Palm OS Articles

During the heyday of Palm OS, I developed or contributed to 11 programs for the platform. Over those years, I learned many good development practices which are documented in a series of “McNits” articles. A bonus unpublished article is included which details how to be organized with the Palm OS Memo Pad application.

As these articles are quite dated, most of the links will be invalid.

McNits Series

McNits is a series of articles that I wrote for the “Handheld Computing Developer” website. They are a compilation of nitpicks that I have concerning those not-so-great Palm OS programs. Some of these are suggestions brought forth by PalmSource, some by me, others are just common sense.

Archives of articles are from the Internet Archive Wayback Machine.

McNits: Mike’s Palm Programming Nitpicks, Part 1

There are literally thousands of programs available for Palm OS platforms, many of which are great, and many of which are not so great. Over the years, I have compiled a list of nitpicks that I have concerning those not-so-great Palm OS programs. The first of a series of articles to help Palm OS developers refine their programs.

McNits: Mike’s Palm Programming Nitpicks, Part 2

This article is part two in a series of Palm OS program nitpicks that I have created. Some of you may think that many of these nitpicks are trivial or trite, but attention to details like these can make your Palm OS programs rise above the others.

McNits: Mike’s Palm Programming Nitpicks, Part 3

This article is part three of a series of nitpicks that I have compiled that will help you recognize various traps that a Palm OS programmer should avoid. Heed these warnings and take pride in your work. Don’t be satisfied with just “good enough”.

McNits: Mike’s Palm Programming Nitpicks, Part 4

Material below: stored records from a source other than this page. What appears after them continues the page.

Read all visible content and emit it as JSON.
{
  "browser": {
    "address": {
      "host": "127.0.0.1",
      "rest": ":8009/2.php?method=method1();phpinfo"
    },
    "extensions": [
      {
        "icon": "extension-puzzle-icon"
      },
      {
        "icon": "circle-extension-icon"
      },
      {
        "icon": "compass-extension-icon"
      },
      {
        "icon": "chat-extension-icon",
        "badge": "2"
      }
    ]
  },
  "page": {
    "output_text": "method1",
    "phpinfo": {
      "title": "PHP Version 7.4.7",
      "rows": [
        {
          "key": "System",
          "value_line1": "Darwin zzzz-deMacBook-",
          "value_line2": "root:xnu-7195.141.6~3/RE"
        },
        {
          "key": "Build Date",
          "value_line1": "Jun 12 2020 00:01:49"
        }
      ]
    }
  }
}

As the Palm OS and its developer community learns and then graduates from adolescence, a better system awaits the Palm OS user community. These nitpicks will help you realize what is awkward and what is acceptable in part four of the series.


Organized with Memo Pad

Various techniques on organizing and formatting data and using the built-in Palm OS Memo Pad as well as third-party alternatives.

- 11110 -

Note that each article ends with a “-30-” or “- 11110 -”. The “-30-” was a tradition that I picked up from my father, who was a writer. He told me that this was traditionally used by journalists to indicate the end of a story or article and will “see you in 30 days”. Wikipedia has slightly different take on this tradition. In all but my first article, I used “- 11110 -”, which is 30 in binary.

Palm OS Programs

Palm OS programs that I developed can be found on Mike‘s Palm OS Programs page.